- What to do
Copy the lines below word for word, skipping any image.

- Material supplied
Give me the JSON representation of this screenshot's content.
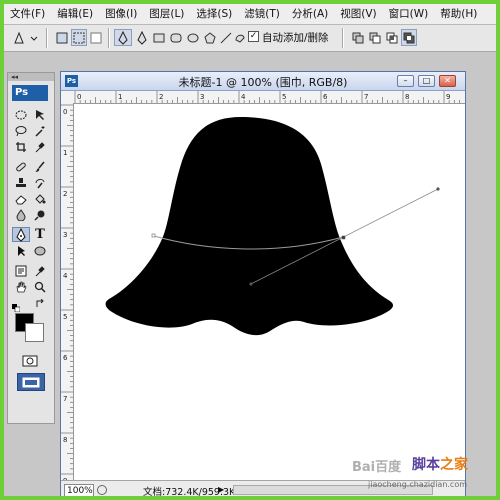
{
  "menubar": {
    "items": [
      "文件(F)",
      "编辑(E)",
      "图像(I)",
      "图层(L)",
      "选择(S)",
      "滤镜(T)",
      "分析(A)",
      "视图(V)",
      "窗口(W)",
      "帮助(H)"
    ]
  },
  "options_bar": {
    "auto_add_delete_label": "自动添加/删除",
    "auto_add_delete_checked": true
  },
  "tools": {
    "logo": "Ps",
    "type_tool_glyph": "T"
  },
  "document": {
    "title": "未标题-1 @ 100% (围巾, RGB/8)",
    "zoom": "100%",
    "doc_info": "文档:732.4K/959.3K",
    "ruler_h_labels": [
      "0",
      "1",
      "2",
      "3",
      "4",
      "5",
      "6",
      "7",
      "8",
      "9"
    ],
    "ruler_v_labels": [
      "0",
      "1",
      "2",
      "3",
      "4",
      "5",
      "6",
      "7",
      "8",
      "9"
    ]
  },
  "watermark": {
    "brand_part1": "脚本",
    "brand_part2": "之家",
    "baidu": "Bai百度",
    "site": "jiaocheng.chazidian.com"
  },
  "colors": {
    "desktop": "#6ecf3a",
    "foreground": "#000000",
    "background": "#ffffff",
    "shape": "#000000"
  }
}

- Your response
Give me the JSON representation of this screenshot's content.
{
  "menubar": {
    "items": [
      "文件(F)",
      "编辑(E)",
      "图像(I)",
      "图层(L)",
      "选择(S)",
      "滤镜(T)",
      "分析(A)",
      "视图(V)",
      "窗口(W)",
      "帮助(H)"
    ]
  },
  "options_bar": {
    "auto_add_delete_label": "自动添加/删除",
    "auto_add_delete_checked": true
  },
  "tools": {
    "logo": "Ps",
    "type_tool_glyph": "T"
  },
  "document": {
    "title": "未标题-1 @ 100% (围巾, RGB/8)",
    "zoom": "100%",
    "doc_info": "文档:732.4K/959.3K",
    "ruler_h_labels": [
      "0",
      "1",
      "2",
      "3",
      "4",
      "5",
      "6",
      "7",
      "8",
      "9"
    ],
    "ruler_v_labels": [
      "0",
      "1",
      "2",
      "3",
      "4",
      "5",
      "6",
      "7",
      "8",
      "9"
    ]
  },
  "watermark": {
    "brand_part1": "脚本",
    "brand_part2": "之家",
    "baidu": "Bai百度",
    "site": "jiaocheng.chazidian.com"
  },
  "colors": {
    "desktop": "#6ecf3a",
    "foreground": "#000000",
    "background": "#ffffff",
    "shape": "#000000"
  }
}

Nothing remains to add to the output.